- Avoid gluten and dairy as these are pro-inflammatory foods. Gluten plays a huge role in thyroid conditions, especially hashimotos.
- Avoid other inflammatory foods that might be causing you issue such as corn, eggs, nightshades and soy (it’s best to work with a health practitioner to do an elimination diet to see if any of these foods cause you issue).
- Eliminate toxic foods such as alcohol, processed foods, white sugar, GMOs, processed meats, hydrogenated fats, margarine, caffeine and artificial sweeteners.
- Avoid toxic exposure and support your body’s detoxification pathways. This includes buying a water filter, using toxin-free skincare (my favourite is AnneMarie Gianni – no affiliation), and using more natural cleaning products at home.
- Deal with any bacterial, yeast or parasitic overgrowth such as two very common ones: candida and SIBO.
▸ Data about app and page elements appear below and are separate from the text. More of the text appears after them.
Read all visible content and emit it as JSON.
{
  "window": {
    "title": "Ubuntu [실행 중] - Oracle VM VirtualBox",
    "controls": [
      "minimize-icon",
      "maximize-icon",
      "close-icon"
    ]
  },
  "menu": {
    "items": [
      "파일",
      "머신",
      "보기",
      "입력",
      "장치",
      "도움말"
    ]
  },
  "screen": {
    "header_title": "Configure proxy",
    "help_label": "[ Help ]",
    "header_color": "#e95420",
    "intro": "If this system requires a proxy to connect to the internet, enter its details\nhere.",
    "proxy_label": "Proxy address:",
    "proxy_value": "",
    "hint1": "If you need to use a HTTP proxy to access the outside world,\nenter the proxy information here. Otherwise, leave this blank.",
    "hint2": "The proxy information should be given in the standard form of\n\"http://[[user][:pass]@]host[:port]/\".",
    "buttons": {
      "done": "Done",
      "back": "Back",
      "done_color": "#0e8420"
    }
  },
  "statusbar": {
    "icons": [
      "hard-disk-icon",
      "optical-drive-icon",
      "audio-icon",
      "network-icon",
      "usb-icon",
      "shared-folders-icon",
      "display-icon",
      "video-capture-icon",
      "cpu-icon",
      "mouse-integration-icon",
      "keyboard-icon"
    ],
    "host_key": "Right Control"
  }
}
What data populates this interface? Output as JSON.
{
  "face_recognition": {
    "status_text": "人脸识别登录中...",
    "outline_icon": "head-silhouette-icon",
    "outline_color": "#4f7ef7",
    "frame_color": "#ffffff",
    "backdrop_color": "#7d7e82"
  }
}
- Relieve stress: this is mandatory! You can’t heal your body until you’ve reduced your stress. If you’re stressed out then all your hormones will suffer, including your thyroid hormones.
I hope this gave you some good insight into thyroid health. If you have further questions, please don’t hesitate to leave a comment below. You can also get in touch with me to book a free 15 minute consultation so we can go over your thyroid labs together. I’d love to help you get to the bottom of your symptoms!